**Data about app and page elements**
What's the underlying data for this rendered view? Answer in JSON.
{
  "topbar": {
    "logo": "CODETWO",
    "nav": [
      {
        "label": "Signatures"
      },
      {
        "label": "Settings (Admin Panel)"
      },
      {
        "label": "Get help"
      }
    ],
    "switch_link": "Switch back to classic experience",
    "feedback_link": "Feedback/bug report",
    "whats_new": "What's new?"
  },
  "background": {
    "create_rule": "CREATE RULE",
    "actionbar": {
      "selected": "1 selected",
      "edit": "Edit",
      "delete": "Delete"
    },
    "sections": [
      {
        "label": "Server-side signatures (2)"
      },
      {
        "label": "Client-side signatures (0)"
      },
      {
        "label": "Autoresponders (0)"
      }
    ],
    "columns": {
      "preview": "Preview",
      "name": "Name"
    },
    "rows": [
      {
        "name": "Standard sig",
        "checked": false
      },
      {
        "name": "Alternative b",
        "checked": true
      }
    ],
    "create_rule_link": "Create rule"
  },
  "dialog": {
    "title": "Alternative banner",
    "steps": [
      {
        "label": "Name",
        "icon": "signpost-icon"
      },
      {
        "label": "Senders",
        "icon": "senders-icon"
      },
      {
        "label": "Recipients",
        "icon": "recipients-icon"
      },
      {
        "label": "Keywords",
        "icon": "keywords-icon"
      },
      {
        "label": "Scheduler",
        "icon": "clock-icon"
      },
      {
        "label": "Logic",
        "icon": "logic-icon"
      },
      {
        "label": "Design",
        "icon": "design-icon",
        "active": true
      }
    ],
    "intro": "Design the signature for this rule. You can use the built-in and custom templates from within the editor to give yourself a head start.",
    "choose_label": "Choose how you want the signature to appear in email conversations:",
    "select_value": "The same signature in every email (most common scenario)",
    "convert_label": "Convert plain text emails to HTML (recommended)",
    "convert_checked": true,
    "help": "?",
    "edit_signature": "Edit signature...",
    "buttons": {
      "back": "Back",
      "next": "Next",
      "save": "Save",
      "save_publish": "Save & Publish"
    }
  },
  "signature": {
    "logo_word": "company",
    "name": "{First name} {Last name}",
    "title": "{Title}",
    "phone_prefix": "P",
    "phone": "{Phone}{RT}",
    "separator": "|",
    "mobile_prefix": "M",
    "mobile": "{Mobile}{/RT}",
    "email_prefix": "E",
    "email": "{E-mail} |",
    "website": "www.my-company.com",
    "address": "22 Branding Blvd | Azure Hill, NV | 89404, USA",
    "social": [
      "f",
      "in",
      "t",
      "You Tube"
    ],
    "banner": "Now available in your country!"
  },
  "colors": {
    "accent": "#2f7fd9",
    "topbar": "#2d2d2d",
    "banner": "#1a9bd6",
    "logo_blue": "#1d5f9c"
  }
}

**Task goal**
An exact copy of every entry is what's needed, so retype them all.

**Result**
What's the underlying data for this rendered view? Answer in JSON.
{
  "topbar": {
    "logo": "CODETWO",
    "nav": [
      {
        "label": "Signatures"
      },
      {
        "label": "Settings (Admin Panel)"
      },
      {
        "label": "Get help"
      }
    ],
    "switch_link": "Switch back to classic experience",
    "feedback_link": "Feedback/bug report",
    "whats_new": "What's new?"
  },
  "background": {
    "create_rule": "CREATE RULE",
    "actionbar": {
      "selected": "1 selected",
      "edit": "Edit",
      "delete": "Delete"
    },
    "sections": [
      {
        "label": "Server-side signatures (2)"
      },
      {
        "label": "Client-side signatures (0)"
      },
      {
        "label": "Autoresponders (0)"
      }
    ],
    "columns": {
      "preview": "Preview",
      "name": "Name"
    },
    "rows": [
      {
        "name": "Standard sig",
        "checked": false
      },
      {
        "name": "Alternative b",
        "checked": true
      }
    ],
    "create_rule_link": "Create rule"
  },
  "dialog": {
    "title": "Alternative banner",
    "steps": [
      {
        "label": "Name",
        "icon": "signpost-icon"
      },
      {
        "label": "Senders",
        "icon": "senders-icon"
      },
      {
        "label": "Recipients",
        "icon": "recipients-icon"
      },
      {
        "label": "Keywords",
        "icon": "keywords-icon"
      },
      {
        "label": "Scheduler",
        "icon": "clock-icon"
      },
      {
        "label": "Logic",
        "icon": "logic-icon"
      },
      {
        "label": "Design",
        "icon": "design-icon",
        "active": true
      }
    ],
    "intro": "Design the signature for this rule. You can use the built-in and custom templates from within the editor to give yourself a head start.",
    "choose_label": "Choose how you want the signature to appear in email conversations:",
    "select_value": "The same signature in every email (most common scenario)",
    "convert_label": "Convert plain text emails to HTML (recommended)",
    "convert_checked": true,
    "help": "?",
    "edit_signature": "Edit signature...",
    "buttons": {
      "back": "Back",
      "next": "Next",
      "save": "Save",
      "save_publish": "Save & Publish"
    }
  },
  "signature": {
    "logo_word": "company",
    "name": "{First name} {Last name}",
    "title": "{Title}",
    "phone_prefix": "P",
    "phone": "{Phone}{RT}",
    "separator": "|",
    "mobile_prefix": "M",
    "mobile": "{Mobile}{/RT}",
    "email_prefix": "E",
    "email": "{E-mail} |",
    "website": "www.my-company.com",
    "address": "22 Branding Blvd | Azure Hill, NV | 89404, USA",
    "social": [
      "f",
      "in",
      "t",
      "You Tube"
    ],
    "banner": "Now available in your country!"
  },
  "colors": {
    "accent": "#2f7fd9",
    "topbar": "#2d2d2d",
    "banner": "#1a9bd6",
    "logo_blue": "#1d5f9c"
  }
}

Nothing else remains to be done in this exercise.